Sticks and tricks: Bowerbirds use interior design and optical illusions to attract females

Human men aren’t the only ones to show off for the ladies.  In fact, their stabs at romance seem a bit shabby when compared to the courtship displays bowerbirds put on for females they are trying to charm.

Imagine if a man built you an entire house and put all of your favorite things in it to get you on his good side?  A male bowerbird does just that, building a shelter or “bower” of sticks and elaborately decorating it with anything he can find to impress the female in question:

Bowerbird 1

Bower of a Vogelkop bowerbird (Amblyornis inornata) decorated with natural and man-made objects

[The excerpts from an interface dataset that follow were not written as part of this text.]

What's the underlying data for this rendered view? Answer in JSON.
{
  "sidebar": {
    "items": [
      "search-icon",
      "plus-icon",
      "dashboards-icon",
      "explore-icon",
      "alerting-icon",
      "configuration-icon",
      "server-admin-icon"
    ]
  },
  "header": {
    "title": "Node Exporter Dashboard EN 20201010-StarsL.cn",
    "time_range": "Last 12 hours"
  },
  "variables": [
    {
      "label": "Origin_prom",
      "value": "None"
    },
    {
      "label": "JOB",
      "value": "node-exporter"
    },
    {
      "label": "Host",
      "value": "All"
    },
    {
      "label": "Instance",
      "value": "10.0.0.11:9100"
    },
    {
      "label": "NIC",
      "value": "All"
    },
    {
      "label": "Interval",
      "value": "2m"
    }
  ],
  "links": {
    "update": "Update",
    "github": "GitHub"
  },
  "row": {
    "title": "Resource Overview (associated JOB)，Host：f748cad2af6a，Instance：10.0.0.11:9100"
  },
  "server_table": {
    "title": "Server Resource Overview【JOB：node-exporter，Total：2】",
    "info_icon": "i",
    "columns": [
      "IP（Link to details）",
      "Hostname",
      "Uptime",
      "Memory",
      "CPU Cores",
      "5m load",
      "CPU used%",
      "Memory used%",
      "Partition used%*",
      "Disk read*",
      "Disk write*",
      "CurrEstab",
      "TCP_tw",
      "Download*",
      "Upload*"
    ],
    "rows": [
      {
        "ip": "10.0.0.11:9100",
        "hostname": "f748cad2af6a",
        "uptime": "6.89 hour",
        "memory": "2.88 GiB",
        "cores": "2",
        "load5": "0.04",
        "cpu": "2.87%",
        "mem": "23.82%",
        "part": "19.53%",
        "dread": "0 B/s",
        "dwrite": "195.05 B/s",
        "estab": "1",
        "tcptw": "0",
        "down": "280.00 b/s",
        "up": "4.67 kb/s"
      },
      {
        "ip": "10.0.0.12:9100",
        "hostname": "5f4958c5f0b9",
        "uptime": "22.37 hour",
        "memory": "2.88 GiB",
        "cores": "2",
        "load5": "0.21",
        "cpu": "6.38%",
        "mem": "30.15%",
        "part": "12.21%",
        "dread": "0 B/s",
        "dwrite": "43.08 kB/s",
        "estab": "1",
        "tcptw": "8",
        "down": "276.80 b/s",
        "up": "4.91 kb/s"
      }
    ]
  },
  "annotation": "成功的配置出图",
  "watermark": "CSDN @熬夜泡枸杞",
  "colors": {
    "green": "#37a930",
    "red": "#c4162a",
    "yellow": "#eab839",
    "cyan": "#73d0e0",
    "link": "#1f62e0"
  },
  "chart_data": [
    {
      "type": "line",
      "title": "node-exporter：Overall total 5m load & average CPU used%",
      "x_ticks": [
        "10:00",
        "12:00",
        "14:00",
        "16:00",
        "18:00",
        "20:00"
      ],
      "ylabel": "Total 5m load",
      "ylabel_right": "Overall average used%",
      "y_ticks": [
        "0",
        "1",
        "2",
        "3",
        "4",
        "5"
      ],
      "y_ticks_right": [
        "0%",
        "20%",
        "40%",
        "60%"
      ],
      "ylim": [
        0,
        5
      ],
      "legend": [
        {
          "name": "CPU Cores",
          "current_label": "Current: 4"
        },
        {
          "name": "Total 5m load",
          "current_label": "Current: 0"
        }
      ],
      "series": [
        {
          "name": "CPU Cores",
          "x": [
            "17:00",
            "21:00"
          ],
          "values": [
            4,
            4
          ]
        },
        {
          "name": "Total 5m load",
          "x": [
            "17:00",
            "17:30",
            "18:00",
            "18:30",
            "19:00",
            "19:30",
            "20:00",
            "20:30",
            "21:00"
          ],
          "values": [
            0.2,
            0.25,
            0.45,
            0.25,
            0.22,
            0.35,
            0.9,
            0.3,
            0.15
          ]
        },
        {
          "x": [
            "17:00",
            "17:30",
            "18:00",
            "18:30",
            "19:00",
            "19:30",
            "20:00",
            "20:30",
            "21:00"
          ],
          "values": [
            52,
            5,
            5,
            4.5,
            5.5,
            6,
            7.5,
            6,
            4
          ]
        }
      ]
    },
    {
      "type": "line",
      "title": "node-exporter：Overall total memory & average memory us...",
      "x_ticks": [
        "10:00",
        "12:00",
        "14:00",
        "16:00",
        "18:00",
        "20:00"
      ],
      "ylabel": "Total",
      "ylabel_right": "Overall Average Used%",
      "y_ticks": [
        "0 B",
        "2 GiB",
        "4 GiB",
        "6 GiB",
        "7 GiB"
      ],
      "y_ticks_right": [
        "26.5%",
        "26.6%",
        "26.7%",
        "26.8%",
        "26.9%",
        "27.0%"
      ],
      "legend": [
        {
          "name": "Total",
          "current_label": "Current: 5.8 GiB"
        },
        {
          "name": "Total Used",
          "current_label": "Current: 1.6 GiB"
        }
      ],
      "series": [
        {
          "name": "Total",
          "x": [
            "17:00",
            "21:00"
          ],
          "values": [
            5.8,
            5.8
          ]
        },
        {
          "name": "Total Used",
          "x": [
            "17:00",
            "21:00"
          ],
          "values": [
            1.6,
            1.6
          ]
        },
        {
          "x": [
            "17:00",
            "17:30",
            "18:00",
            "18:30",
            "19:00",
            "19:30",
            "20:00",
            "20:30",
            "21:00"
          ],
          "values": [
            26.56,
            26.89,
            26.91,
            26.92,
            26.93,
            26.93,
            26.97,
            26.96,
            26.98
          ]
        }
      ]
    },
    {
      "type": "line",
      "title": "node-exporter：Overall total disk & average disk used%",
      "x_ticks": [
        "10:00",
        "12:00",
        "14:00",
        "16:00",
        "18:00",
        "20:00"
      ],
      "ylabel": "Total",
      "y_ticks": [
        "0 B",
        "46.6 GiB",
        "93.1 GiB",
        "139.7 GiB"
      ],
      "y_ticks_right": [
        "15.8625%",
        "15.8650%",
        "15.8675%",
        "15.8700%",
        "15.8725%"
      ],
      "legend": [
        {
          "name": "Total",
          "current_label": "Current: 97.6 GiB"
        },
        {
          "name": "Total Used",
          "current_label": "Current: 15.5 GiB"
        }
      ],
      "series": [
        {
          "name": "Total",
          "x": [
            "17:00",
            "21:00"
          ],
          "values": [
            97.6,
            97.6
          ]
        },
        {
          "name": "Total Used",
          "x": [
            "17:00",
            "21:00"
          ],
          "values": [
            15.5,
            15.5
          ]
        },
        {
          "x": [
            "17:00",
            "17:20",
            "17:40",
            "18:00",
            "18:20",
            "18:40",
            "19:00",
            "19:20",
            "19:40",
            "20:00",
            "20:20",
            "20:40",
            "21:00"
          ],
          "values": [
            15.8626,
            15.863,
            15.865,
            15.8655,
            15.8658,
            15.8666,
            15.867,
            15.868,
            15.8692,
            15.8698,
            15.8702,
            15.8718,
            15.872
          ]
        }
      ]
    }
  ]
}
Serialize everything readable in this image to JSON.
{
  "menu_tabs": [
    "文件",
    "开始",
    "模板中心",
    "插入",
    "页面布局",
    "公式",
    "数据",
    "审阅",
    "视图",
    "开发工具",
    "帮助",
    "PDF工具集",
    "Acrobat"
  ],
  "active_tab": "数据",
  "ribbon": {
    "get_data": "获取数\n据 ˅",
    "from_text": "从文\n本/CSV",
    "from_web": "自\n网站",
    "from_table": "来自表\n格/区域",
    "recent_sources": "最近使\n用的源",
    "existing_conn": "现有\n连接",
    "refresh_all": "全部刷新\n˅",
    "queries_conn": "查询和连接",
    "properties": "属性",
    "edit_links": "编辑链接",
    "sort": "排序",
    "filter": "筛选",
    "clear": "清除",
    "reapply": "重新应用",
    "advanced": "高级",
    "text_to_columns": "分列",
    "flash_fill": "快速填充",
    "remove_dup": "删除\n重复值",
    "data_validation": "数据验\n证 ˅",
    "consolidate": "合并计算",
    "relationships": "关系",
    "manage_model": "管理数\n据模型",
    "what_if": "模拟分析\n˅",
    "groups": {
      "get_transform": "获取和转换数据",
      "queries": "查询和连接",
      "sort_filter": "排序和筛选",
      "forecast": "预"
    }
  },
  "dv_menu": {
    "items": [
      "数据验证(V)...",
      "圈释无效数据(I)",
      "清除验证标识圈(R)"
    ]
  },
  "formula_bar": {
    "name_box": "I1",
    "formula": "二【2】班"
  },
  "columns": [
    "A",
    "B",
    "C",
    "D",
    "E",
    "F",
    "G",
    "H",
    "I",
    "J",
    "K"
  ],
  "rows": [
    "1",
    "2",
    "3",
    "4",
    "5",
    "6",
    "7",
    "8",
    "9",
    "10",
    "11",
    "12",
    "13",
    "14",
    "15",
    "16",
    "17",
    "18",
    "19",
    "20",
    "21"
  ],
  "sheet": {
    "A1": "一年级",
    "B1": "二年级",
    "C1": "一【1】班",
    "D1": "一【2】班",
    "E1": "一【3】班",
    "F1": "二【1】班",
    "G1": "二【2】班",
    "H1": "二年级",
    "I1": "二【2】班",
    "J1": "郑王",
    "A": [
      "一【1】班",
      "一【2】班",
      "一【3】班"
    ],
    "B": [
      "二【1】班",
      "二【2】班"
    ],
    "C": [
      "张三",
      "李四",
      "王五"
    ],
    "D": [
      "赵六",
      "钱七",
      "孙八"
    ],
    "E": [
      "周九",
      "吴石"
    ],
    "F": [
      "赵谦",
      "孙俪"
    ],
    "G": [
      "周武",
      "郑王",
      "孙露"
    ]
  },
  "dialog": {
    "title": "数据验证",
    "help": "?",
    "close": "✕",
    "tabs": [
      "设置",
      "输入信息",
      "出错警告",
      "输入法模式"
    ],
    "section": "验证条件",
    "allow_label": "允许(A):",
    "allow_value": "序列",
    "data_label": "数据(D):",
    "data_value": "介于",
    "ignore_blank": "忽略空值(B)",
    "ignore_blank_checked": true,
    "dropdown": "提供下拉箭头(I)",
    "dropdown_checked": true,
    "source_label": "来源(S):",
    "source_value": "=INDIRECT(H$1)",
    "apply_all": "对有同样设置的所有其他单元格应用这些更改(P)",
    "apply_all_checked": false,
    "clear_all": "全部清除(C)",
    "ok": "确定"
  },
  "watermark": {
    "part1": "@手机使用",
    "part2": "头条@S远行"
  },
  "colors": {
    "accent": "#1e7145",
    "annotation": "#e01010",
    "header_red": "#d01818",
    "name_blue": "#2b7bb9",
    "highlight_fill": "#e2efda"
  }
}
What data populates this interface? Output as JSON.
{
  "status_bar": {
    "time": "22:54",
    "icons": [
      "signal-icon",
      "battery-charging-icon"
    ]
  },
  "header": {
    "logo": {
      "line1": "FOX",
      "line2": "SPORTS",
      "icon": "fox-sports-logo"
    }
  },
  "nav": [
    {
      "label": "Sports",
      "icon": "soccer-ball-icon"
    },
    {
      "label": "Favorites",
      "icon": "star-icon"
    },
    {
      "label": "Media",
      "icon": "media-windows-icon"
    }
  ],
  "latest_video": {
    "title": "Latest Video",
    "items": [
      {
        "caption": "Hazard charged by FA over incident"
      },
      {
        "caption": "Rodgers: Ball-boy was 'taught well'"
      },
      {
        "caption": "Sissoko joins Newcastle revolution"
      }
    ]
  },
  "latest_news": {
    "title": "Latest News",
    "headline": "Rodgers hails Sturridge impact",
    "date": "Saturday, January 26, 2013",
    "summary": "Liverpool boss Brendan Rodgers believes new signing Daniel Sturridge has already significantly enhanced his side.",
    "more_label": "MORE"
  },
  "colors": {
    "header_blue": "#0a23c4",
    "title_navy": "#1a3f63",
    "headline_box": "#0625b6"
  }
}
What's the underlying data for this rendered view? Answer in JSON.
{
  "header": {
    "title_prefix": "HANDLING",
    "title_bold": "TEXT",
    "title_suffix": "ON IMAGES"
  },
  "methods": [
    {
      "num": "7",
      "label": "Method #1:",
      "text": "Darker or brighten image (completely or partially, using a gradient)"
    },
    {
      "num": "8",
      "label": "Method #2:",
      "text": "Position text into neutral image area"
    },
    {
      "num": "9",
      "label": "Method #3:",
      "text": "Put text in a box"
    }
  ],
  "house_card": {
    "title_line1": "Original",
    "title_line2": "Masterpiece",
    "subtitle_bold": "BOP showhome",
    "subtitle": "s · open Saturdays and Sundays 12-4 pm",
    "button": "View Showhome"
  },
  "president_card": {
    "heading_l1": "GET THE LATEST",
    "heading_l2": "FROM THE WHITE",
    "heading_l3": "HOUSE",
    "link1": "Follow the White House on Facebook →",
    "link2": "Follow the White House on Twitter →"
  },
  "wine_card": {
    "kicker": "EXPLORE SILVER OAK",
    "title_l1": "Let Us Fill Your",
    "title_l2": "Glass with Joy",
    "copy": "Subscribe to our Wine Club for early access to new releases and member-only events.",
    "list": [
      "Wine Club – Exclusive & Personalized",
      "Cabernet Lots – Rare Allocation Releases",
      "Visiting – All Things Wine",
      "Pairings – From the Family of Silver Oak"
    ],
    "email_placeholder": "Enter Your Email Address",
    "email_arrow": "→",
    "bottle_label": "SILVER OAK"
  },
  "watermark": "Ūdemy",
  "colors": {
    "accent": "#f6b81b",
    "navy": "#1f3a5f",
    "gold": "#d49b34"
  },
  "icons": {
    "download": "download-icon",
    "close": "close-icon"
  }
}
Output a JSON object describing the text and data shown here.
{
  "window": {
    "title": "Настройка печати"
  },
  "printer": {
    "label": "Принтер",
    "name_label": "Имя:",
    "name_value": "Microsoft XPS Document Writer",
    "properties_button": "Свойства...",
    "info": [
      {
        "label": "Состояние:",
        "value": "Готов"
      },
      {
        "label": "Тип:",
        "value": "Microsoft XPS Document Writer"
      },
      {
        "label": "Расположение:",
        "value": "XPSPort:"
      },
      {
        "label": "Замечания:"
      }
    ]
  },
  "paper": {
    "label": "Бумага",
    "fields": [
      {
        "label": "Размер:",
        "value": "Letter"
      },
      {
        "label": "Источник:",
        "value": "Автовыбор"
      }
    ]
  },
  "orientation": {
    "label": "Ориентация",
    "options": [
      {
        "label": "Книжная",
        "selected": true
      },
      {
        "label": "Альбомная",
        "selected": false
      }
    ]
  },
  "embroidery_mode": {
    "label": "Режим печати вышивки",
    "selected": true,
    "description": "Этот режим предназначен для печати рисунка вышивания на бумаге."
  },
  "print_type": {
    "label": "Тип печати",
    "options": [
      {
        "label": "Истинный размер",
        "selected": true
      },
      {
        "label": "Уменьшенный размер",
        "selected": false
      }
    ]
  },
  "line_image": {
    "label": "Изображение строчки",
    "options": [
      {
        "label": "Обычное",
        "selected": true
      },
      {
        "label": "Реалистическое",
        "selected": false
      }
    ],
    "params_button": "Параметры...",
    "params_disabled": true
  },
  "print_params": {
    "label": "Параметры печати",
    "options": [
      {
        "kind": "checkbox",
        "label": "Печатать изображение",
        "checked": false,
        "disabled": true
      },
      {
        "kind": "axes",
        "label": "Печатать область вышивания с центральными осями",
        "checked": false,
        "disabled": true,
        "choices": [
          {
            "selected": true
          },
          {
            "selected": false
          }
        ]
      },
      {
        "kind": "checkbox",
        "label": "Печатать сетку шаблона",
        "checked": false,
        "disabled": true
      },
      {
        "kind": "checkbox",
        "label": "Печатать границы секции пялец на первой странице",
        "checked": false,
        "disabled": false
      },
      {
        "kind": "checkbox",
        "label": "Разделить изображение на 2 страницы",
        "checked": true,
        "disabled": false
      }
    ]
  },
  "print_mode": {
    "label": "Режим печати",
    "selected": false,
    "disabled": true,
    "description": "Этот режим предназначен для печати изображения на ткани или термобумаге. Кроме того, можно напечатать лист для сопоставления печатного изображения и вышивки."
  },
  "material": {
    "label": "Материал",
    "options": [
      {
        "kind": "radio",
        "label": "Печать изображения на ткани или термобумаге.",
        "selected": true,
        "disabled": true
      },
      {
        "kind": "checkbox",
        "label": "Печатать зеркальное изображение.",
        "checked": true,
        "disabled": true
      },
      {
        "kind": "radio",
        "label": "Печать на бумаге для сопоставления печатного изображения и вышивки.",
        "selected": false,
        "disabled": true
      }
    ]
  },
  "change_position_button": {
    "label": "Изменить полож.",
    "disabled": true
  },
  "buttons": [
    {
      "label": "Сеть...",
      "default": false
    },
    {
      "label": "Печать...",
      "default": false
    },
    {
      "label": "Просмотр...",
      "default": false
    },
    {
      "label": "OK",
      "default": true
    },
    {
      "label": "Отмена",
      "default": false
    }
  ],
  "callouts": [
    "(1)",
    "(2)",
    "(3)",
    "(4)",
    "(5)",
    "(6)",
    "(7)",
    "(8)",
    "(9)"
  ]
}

But that’s not all – it turns out that bowerbirds are very particular about the type and arrangement of objects they place in and around their bowers.  Apparently, female satin bowerbirds prefer the color blue, which is perhaps why they have evolved such strikingly blue eyes (see picture below) so the males seek out blue objects over those of other colors.


Satin bowerbird (Ptilonorhynchus violaceus)

Furthermore, male bowerbirds construct their bowers to create an optical illusion.  Objects are not randomly placed around their court, but instead placed in a size gradient with smaller objects closer to the entrance of the bachelor pad and larger objects farther away.  This optical illusion is called forced perspective, and causes all of the objects to look the same size while the entrance of the bower appears smaller than it actually is.


Satin bowerbird with female

12713-satin_bowerbird-cswHow does this help the male bowerbird snag a female?  If the bower entrance looks smaller than it is, then the male hopping and dancing around the bower entrance in his courtship display will appear larger than he actually is!  Males are very specific about constructing this optical illusion and will in fact recreate it in three days if it is disturbed.

Perhaps we humans should take a leaf out of the bowerbird’s book – I’m sure the ladies wouldn’t complain!




Photographs from Arkive site:

Bowerbird optical illusions:

Animal romance National Geographic page:

Bowerbird informational video from National Geographic:

Bowerbird information from National Geographic:

Bowerbird stealing man-made objects video from National Geographic:

Satin bowerbird picture from Wikimedia commons is under a Creative Commons license.

Arkive photographs taken by:

© Tim Laman /

Nature Picture Library
5a Great George Street
United Kingdom
Tel: +44 (0) 117 911 4675
Fax: +44 (0) 117 911 4699

Arkive pictures may be reproduced for educational, scientific, or conservation purposes.